++++ DATA SECTION ++++
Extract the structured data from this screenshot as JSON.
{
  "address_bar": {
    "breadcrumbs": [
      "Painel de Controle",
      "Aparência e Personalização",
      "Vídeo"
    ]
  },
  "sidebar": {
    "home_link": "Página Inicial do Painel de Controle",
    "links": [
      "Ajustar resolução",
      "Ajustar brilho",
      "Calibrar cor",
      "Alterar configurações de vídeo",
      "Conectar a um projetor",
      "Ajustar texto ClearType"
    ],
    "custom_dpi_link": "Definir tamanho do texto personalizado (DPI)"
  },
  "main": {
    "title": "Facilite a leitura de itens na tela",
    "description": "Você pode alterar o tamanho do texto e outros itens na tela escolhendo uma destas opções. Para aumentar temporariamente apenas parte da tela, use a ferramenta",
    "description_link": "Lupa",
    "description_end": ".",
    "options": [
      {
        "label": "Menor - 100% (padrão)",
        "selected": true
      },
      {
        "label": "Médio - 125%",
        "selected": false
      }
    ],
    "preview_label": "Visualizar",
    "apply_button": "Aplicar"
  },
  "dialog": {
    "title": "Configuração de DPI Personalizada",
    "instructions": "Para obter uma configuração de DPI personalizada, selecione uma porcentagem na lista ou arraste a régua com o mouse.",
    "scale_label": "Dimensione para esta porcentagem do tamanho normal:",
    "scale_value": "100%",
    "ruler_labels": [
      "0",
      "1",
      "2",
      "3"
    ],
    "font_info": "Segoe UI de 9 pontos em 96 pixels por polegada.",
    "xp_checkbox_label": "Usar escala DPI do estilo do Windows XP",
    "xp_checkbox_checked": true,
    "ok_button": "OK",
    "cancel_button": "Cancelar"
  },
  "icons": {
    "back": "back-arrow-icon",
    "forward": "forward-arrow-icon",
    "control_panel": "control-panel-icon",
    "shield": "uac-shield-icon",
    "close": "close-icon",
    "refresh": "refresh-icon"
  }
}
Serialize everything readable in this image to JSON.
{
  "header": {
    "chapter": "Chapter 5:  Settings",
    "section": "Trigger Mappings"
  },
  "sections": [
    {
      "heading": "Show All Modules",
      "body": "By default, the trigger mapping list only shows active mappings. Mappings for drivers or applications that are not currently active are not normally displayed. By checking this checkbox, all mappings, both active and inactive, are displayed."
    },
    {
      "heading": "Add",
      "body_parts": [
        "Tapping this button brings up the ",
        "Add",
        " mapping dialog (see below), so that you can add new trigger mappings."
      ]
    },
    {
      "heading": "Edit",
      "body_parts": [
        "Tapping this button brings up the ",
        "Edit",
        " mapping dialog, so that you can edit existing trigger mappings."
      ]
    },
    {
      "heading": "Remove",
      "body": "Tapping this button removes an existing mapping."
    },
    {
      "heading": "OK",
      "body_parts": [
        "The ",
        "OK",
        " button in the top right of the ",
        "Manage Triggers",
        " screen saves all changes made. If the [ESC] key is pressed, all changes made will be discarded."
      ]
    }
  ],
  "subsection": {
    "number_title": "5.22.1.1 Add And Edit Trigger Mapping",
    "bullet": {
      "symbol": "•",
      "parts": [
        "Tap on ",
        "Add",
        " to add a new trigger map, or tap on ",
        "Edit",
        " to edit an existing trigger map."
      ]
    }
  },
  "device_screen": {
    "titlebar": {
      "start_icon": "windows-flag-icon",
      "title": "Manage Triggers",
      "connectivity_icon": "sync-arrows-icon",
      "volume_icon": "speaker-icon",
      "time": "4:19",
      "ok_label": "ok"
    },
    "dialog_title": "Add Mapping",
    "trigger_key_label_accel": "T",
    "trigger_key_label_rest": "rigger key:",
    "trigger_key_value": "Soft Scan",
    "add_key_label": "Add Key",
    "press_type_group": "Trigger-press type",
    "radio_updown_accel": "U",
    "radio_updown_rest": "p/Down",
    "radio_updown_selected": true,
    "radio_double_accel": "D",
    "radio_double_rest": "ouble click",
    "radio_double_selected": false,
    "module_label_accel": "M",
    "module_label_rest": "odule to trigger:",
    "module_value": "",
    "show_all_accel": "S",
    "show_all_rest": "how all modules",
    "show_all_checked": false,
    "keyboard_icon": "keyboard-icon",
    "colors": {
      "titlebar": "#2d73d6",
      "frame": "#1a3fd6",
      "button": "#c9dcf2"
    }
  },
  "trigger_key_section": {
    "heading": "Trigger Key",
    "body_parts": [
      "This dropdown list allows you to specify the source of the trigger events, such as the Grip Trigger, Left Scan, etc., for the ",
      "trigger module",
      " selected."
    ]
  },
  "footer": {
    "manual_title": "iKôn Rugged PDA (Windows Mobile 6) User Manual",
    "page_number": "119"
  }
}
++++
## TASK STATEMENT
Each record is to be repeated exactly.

## RESPONSE TO THIS TASK
Extract the structured data from this screenshot as JSON.
{
  "address_bar": {
    "breadcrumbs": [
      "Painel de Controle",
      "Aparência e Personalização",
      "Vídeo"
    ]
  },
  "sidebar": {
    "home_link": "Página Inicial do Painel de Controle",
    "links": [
      "Ajustar resolução",
      "Ajustar brilho",
      "Calibrar cor",
      "Alterar configurações de vídeo",
      "Conectar a um projetor",
      "Ajustar texto ClearType"
    ],
    "custom_dpi_link": "Definir tamanho do texto personalizado (DPI)"
  },
  "main": {
    "title": "Facilite a leitura de itens na tela",
    "description": "Você pode alterar o tamanho do texto e outros itens na tela escolhendo uma destas opções. Para aumentar temporariamente apenas parte da tela, use a ferramenta",
    "description_link": "Lupa",
    "description_end": ".",
    "options": [
      {
        "label": "Menor - 100% (padrão)",
        "selected": true
      },
      {
        "label": "Médio - 125%",
        "selected": false
      }
    ],
    "preview_label": "Visualizar",
    "apply_button": "Aplicar"
  },
  "dialog": {
    "title": "Configuração de DPI Personalizada",
    "instructions": "Para obter uma configuração de DPI personalizada, selecione uma porcentagem na lista ou arraste a régua com o mouse.",
    "scale_label": "Dimensione para esta porcentagem do tamanho normal:",
    "scale_value": "100%",
    "ruler_labels": [
      "0",
      "1",
      "2",
      "3"
    ],
    "font_info": "Segoe UI de 9 pontos em 96 pixels por polegada.",
    "xp_checkbox_label": "Usar escala DPI do estilo do Windows XP",
    "xp_checkbox_checked": true,
    "ok_button": "OK",
    "cancel_button": "Cancelar"
  },
  "icons": {
    "back": "back-arrow-icon",
    "forward": "forward-arrow-icon",
    "control_panel": "control-panel-icon",
    "shield": "uac-shield-icon",
    "close": "close-icon",
    "refresh": "refresh-icon"
  }
}
Serialize everything readable in this image to JSON.
{
  "header": {
    "chapter": "Chapter 5:  Settings",
    "section": "Trigger Mappings"
  },
  "sections": [
    {
      "heading": "Show All Modules",
      "body": "By default, the trigger mapping list only shows active mappings. Mappings for drivers or applications that are not currently active are not normally displayed. By checking this checkbox, all mappings, both active and inactive, are displayed."
    },
    {
      "heading": "Add",
      "body_parts": [
        "Tapping this button brings up the ",
        "Add",
        " mapping dialog (see below), so that you can add new trigger mappings."
      ]
    },
    {
      "heading": "Edit",
      "body_parts": [
        "Tapping this button brings up the ",
        "Edit",
        " mapping dialog, so that you can edit existing trigger mappings."
      ]
    },
    {
      "heading": "Remove",
      "body": "Tapping this button removes an existing mapping."
    },
    {
      "heading": "OK",
      "body_parts": [
        "The ",
        "OK",
        " button in the top right of the ",
        "Manage Triggers",
        " screen saves all changes made. If the [ESC] key is pressed, all changes made will be discarded."
      ]
    }
  ],
  "subsection": {
    "number_title": "5.22.1.1 Add And Edit Trigger Mapping",
    "bullet": {
      "symbol": "•",
      "parts": [
        "Tap on ",
        "Add",
        " to add a new trigger map, or tap on ",
        "Edit",
        " to edit an existing trigger map."
      ]
    }
  },
  "device_screen": {
    "titlebar": {
      "start_icon": "windows-flag-icon",
      "title": "Manage Triggers",
      "connectivity_icon": "sync-arrows-icon",
      "volume_icon": "speaker-icon",
      "time": "4:19",
      "ok_label": "ok"
    },
    "dialog_title": "Add Mapping",
    "trigger_key_label_accel": "T",
    "trigger_key_label_rest": "rigger key:",
    "trigger_key_value": "Soft Scan",
    "add_key_label": "Add Key",
    "press_type_group": "Trigger-press type",
    "radio_updown_accel": "U",
    "radio_updown_rest": "p/Down",
    "radio_updown_selected": true,
    "radio_double_accel": "D",
    "radio_double_rest": "ouble click",
    "radio_double_selected": false,
    "module_label_accel": "M",
    "module_label_rest": "odule to trigger:",
    "module_value": "",
    "show_all_accel": "S",
    "show_all_rest": "how all modules",
    "show_all_checked": false,
    "keyboard_icon": "keyboard-icon",
    "colors": {
      "titlebar": "#2d73d6",
      "frame": "#1a3fd6",
      "button": "#c9dcf2"
    }
  },
  "trigger_key_section": {
    "heading": "Trigger Key",
    "body_parts": [
      "This dropdown list allows you to specify the source of the trigger events, such as the Grip Trigger, Left Scan, etc., for the ",
      "trigger module",
      " selected."
    ]
  },
  "footer": {
    "manual_title": "iKôn Rugged PDA (Windows Mobile 6) User Manual",
    "page_number": "119"
  }
}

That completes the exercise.